- _MATERIALS PROVIDED_

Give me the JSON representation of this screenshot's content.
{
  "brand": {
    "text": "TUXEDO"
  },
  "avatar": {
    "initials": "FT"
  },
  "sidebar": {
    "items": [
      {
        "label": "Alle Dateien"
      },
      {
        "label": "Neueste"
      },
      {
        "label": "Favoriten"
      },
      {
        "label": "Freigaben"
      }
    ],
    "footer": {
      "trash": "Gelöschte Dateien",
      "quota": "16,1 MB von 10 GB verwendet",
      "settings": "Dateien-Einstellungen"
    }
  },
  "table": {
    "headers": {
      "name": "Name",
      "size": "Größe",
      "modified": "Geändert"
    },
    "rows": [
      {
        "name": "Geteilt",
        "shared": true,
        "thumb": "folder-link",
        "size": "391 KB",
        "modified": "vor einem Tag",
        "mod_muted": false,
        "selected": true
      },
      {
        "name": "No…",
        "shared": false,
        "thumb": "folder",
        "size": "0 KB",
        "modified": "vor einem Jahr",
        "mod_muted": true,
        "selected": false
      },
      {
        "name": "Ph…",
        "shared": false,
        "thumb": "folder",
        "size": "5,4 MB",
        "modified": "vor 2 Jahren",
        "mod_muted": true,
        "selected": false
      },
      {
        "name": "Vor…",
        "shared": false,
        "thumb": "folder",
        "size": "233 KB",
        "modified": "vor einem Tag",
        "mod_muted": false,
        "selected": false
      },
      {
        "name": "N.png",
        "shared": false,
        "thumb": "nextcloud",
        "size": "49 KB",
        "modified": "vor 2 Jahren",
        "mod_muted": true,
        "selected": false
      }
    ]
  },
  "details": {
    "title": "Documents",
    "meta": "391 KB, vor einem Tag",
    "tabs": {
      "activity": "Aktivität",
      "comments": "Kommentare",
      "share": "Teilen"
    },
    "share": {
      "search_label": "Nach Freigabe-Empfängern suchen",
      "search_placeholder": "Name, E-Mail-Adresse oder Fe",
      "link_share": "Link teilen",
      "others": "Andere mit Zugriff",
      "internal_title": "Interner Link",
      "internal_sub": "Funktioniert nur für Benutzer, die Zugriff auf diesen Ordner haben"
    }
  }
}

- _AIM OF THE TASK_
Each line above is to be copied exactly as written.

- _WRITTEN REPLY_
Give me the JSON representation of this screenshot's content.
{
  "brand": {
    "text": "TUXEDO"
  },
  "avatar": {
    "initials": "FT"
  },
  "sidebar": {
    "items": [
      {
        "label": "Alle Dateien"
      },
      {
        "label": "Neueste"
      },
      {
        "label": "Favoriten"
      },
      {
        "label": "Freigaben"
      }
    ],
    "footer": {
      "trash": "Gelöschte Dateien",
      "quota": "16,1 MB von 10 GB verwendet",
      "settings": "Dateien-Einstellungen"
    }
  },
  "table": {
    "headers": {
      "name": "Name",
      "size": "Größe",
      "modified": "Geändert"
    },
    "rows": [
      {
        "name": "Geteilt",
        "shared": true,
        "thumb": "folder-link",
        "size": "391 KB",
        "modified": "vor einem Tag",
        "mod_muted": false,
        "selected": true
      },
      {
        "name": "No…",
        "shared": false,
        "thumb": "folder",
        "size": "0 KB",
        "modified": "vor einem Jahr",
        "mod_muted": true,
        "selected": false
      },
      {
        "name": "Ph…",
        "shared": false,
        "thumb": "folder",
        "size": "5,4 MB",
        "modified": "vor 2 Jahren",
        "mod_muted": true,
        "selected": false
      },
      {
        "name": "Vor…",
        "shared": false,
        "thumb": "folder",
        "size": "233 KB",
        "modified": "vor einem Tag",
        "mod_muted": false,
        "selected": false
      },
      {
        "name": "N.png",
        "shared": false,
        "thumb": "nextcloud",
        "size": "49 KB",
        "modified": "vor 2 Jahren",
        "mod_muted": true,
        "selected": false
      }
    ]
  },
  "details": {
    "title": "Documents",
    "meta": "391 KB, vor einem Tag",
    "tabs": {
      "activity": "Aktivität",
      "comments": "Kommentare",
      "share": "Teilen"
    },
    "share": {
      "search_label": "Nach Freigabe-Empfängern suchen",
      "search_placeholder": "Name, E-Mail-Adresse oder Fe",
      "link_share": "Link teilen",
      "others": "Andere mit Zugriff",
      "internal_title": "Interner Link",
      "internal_sub": "Funktioniert nur für Benutzer, die Zugriff auf diesen Ordner haben"
    }
  }
}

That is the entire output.